Can't think of a single time I went to Brazil without having feijoada at least once.
Traditionally eaten over the week-ends, sometimes Wednesdays (although, there are restaurants who serve it every day) it's the quintessential brazilian food or "o mais brasileiro dos sabores".
Sure, somebody may think that a meal based on black beans and rice is a "cheap" option or just a filler to go along with the main course, but think it twice because feijoada is found in the most humble households of Brazil as well as in the most sophisticated restaurants in Rio or São Paulo.
And there are more ingredients to it. Even though its recipe varies according to which part of Brazil you're traveling in, fresh, dried and cured meats are also part of this supreme stew.
It would normally be served with rice, farofa, deep-fried bananas and hot chilli peppers as side dish. Being a consistent, rather heavy meal, you'll have it at lunch time preferably, and wash it down with the help of a cachaça, caiprinha or beer.
Originally - and this goes back to XVI century - it was cooked using the less-desirable or cheapest pork cuts such as snout, ears, feet or belly. That's history, today it's prepared using smoked pork ribs, bacon (tocino) and at least two types of smoked sausage and jerked beef boiled together with black turtle beans. Beans were previously cooked over slow fire for several hours until reaching the status of a dark purplish-brown broth.

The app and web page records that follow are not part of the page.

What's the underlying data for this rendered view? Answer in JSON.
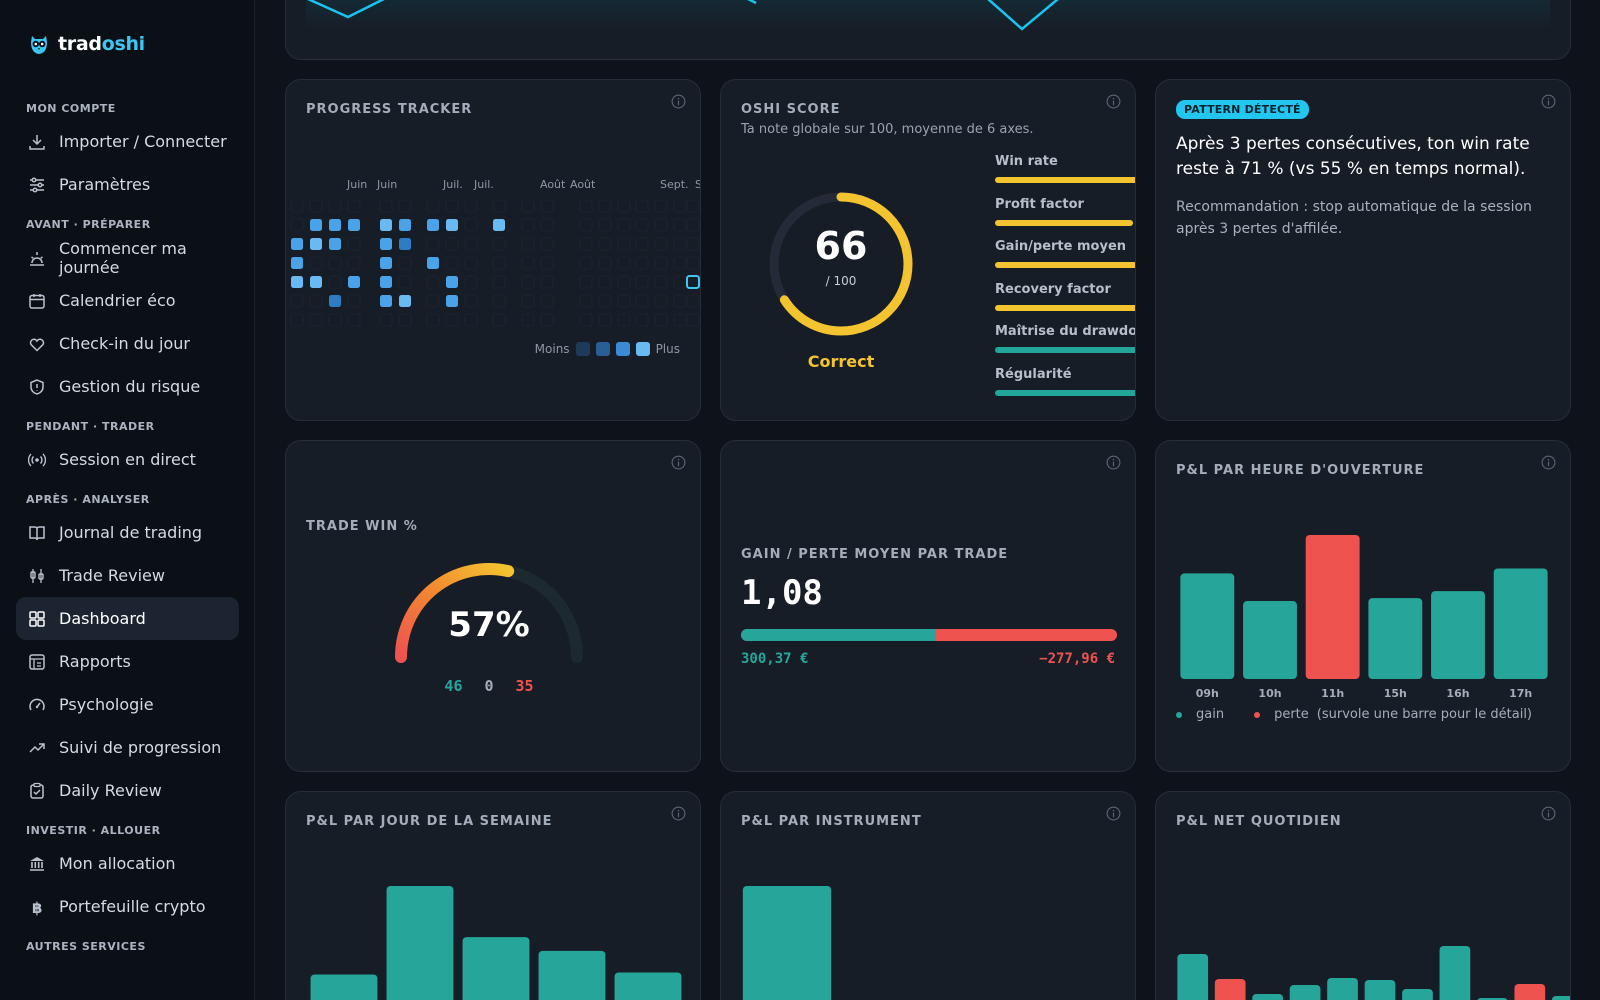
{
  "brand": {
    "name_part1": "trad",
    "name_part2": "oshi"
  },
  "sidebar": {
    "sections": [
      {
        "title": "MON COMPTE",
        "items": [
          {
            "label": "Importer / Connecter",
            "icon": "download-icon"
          },
          {
            "label": "Paramètres",
            "icon": "sliders-icon"
          }
        ]
      },
      {
        "title": "AVANT · PRÉPARER",
        "items": [
          {
            "label": "Commencer ma journée",
            "icon": "sunrise-icon"
          },
          {
            "label": "Calendrier éco",
            "icon": "calendar-icon"
          },
          {
            "label": "Check-in du jour",
            "icon": "heart-icon"
          },
          {
            "label": "Gestion du risque",
            "icon": "shield-icon"
          }
        ]
      },
      {
        "title": "PENDANT · TRADER",
        "items": [
          {
            "label": "Session en direct",
            "icon": "broadcast-icon"
          }
        ]
      },
      {
        "title": "APRÈS · ANALYSER",
        "items": [
          {
            "label": "Journal de trading",
            "icon": "book-icon"
          },
          {
            "label": "Trade Review",
            "icon": "candlestick-icon"
          },
          {
            "label": "Dashboard",
            "icon": "dashboard-icon",
            "active": true
          },
          {
            "label": "Rapports",
            "icon": "report-icon"
          },
          {
            "label": "Psychologie",
            "icon": "gauge-icon"
          },
          {
            "label": "Suivi de progression",
            "icon": "trend-up-icon"
          },
          {
            "label": "Daily Review",
            "icon": "clipboard-check-icon"
          }
        ]
      },
      {
        "title": "INVESTIR · ALLOUER",
        "items": [
          {
            "label": "Mon allocation",
            "icon": "bank-icon"
          },
          {
            "label": "Portefeuille crypto",
            "icon": "bitcoin-icon"
          }
        ]
      },
      {
        "title": "AUTRES SERVICES",
        "items": []
      }
    ]
  },
  "progress": {
    "title": "PROGRESS TRACKER",
    "months": [
      "Juin",
      "Juin",
      "Juil.",
      "Juil.",
      "Août",
      "Août",
      "Sept.",
      "S"
    ],
    "legend_less": "Moins",
    "legend_more": "Plus",
    "colors": {
      "empty": "#1b2230",
      "l1": "#1d4f7d",
      "l2": "#2e7cc4",
      "l3": "#4aa3e8",
      "l4": "#69b9f2",
      "today": "#3ec6f2"
    }
  },
  "oshi": {
    "title": "OSHI SCORE",
    "subtitle": "Ta note globale sur 100, moyenne de 6 axes.",
    "score": 66,
    "score_max": "/ 100",
    "grade": "Correct",
    "axes": [
      {
        "name": "Win rate",
        "level": 1.0,
        "color": "#f4c430"
      },
      {
        "name": "Profit factor",
        "level": 0.97,
        "color": "#f4c430"
      },
      {
        "name": "Gain/perte moyen",
        "level": 1.0,
        "color": "#f4c430"
      },
      {
        "name": "Recovery factor",
        "level": 1.0,
        "color": "#f4c430"
      },
      {
        "name": "Maîtrise du drawdown",
        "level": 1.0,
        "color": "#22a699"
      },
      {
        "name": "Régularité",
        "level": 1.0,
        "color": "#22a699"
      }
    ]
  },
  "pattern": {
    "badge": "PATTERN DÉTECTÉ",
    "headline": "Après 3 pertes consécutives, ton win rate reste à 71 % (vs 55 % en temps normal).",
    "recommendation": "Recommandation : stop automatique de la session après 3 pertes d'affilée."
  },
  "winrate": {
    "title": "TRADE WIN %",
    "value": "57%",
    "fraction": 0.57,
    "wins": "46",
    "breakeven": "0",
    "losses": "35"
  },
  "avgtrade": {
    "title": "GAIN / PERTE MOYEN PAR TRADE",
    "ratio": "1,08",
    "avg_gain": "300,37 €",
    "avg_loss": "−277,96 €",
    "gain_share": 0.519
  },
  "colors": {
    "gain": "#26a69a",
    "loss": "#ef5350",
    "accent": "#3ec6f2"
  },
  "chart_data": [
    {
      "type": "bar",
      "title": "P&L PAR HEURE D'OUVERTURE",
      "categories": [
        "09h",
        "10h",
        "11h",
        "15h",
        "16h",
        "17h"
      ],
      "values": [
        107,
        79,
        146,
        82,
        89,
        112
      ],
      "signs": [
        "gain",
        "gain",
        "perte",
        "gain",
        "gain",
        "gain"
      ],
      "ylim": [
        0,
        150
      ],
      "legend": {
        "gain": "gain",
        "loss": "perte",
        "hint": "(survole une barre pour le détail)"
      }
    },
    {
      "type": "bar",
      "title": "P&L PAR JOUR DE LA SEMAINE",
      "categories": [
        "",
        "",
        "",
        "",
        ""
      ],
      "values": [
        28,
        118,
        66,
        52,
        30
      ],
      "ylim": [
        0,
        120
      ]
    },
    {
      "type": "bar",
      "title": "P&L PAR INSTRUMENT",
      "categories": [
        "",
        ""
      ],
      "values": [
        118,
        2
      ],
      "ylim": [
        0,
        120
      ]
    },
    {
      "type": "bar",
      "title": "P&L NET QUOTIDIEN",
      "categories": [
        "",
        "",
        "",
        "",
        "",
        "",
        "",
        "",
        "",
        "",
        ""
      ],
      "values": [
        48,
        -23,
        8,
        17,
        24,
        22,
        13,
        56,
        4,
        -18,
        6
      ],
      "ylim": [
        0,
        60
      ]
    }
  ]
}
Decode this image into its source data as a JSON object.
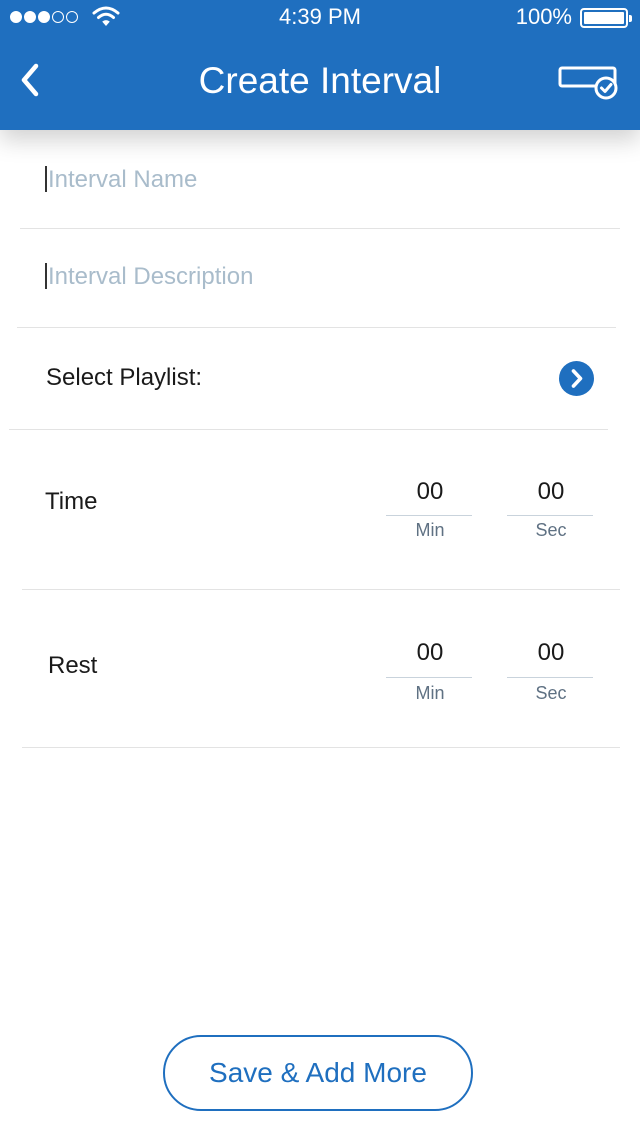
{
  "status_bar": {
    "time": "4:39 PM",
    "battery": "100%",
    "signal_filled_dots": 3,
    "signal_total_dots": 5
  },
  "header": {
    "title": "Create Interval",
    "back_icon": "chevron-left-icon",
    "save_icon": "save-check-icon",
    "background_color": "#1f6fbf"
  },
  "form": {
    "interval_name_placeholder": "Interval Name",
    "interval_description_placeholder": "Interval Description",
    "select_playlist_label": "Select Playlist:",
    "time": {
      "label": "Time",
      "min_value": "00",
      "min_label": "Min",
      "sec_value": "00",
      "sec_label": "Sec"
    },
    "rest": {
      "label": "Rest",
      "min_value": "00",
      "min_label": "Min",
      "sec_value": "00",
      "sec_label": "Sec"
    }
  },
  "footer": {
    "save_add_more_label": "Save & Add More"
  },
  "colors": {
    "accent": "#1f6fbf",
    "placeholder": "#a9bccb"
  }
}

Talking about the history of feijoada, it seems to be different opinions about its origins. The most romantic one talks about the days of slavery - an estimated number of 1.3 million slaves were brought from Africa to work in sugarcane plantations and other tasks before it was abolished in Brazil in 1888.
Beans were regular part of their diet that - on special occasions - would benefit from leftovers and scraps of pork meat coming from the kitchen to prepare this typical Brazil food we enjoy today. A second version - provably the most realistic one- places its origins in the Portuguese cozidos (stews). Let's remember that Brazil was part of the Portuguese Empire until its independence in 1822.
Have you already fallen asleep?. After so many historical facts chances are that you may,so let's go for a hands-on exercise and learn how to prepare this popular brazilian dish all by yourself. After this you'll be able to impress friends and foes with equal intensity...
It may happen that dealing with pots and pans is not your thing and I wouldn't blame you for it. However, there's a workaround to this, find the nearest brazilian restaurant in your home town or grab the first plane ticket to Brazil and ask for feijoada anywhere you land at.
Enjoy it thoroughly and take a minute to share with us your first experience with brazilian cuisine, even your own recipe version is more than welcome, but please, unless you are one of those lovely souls who likes to kill the messenger, don't send us the bill, would you?..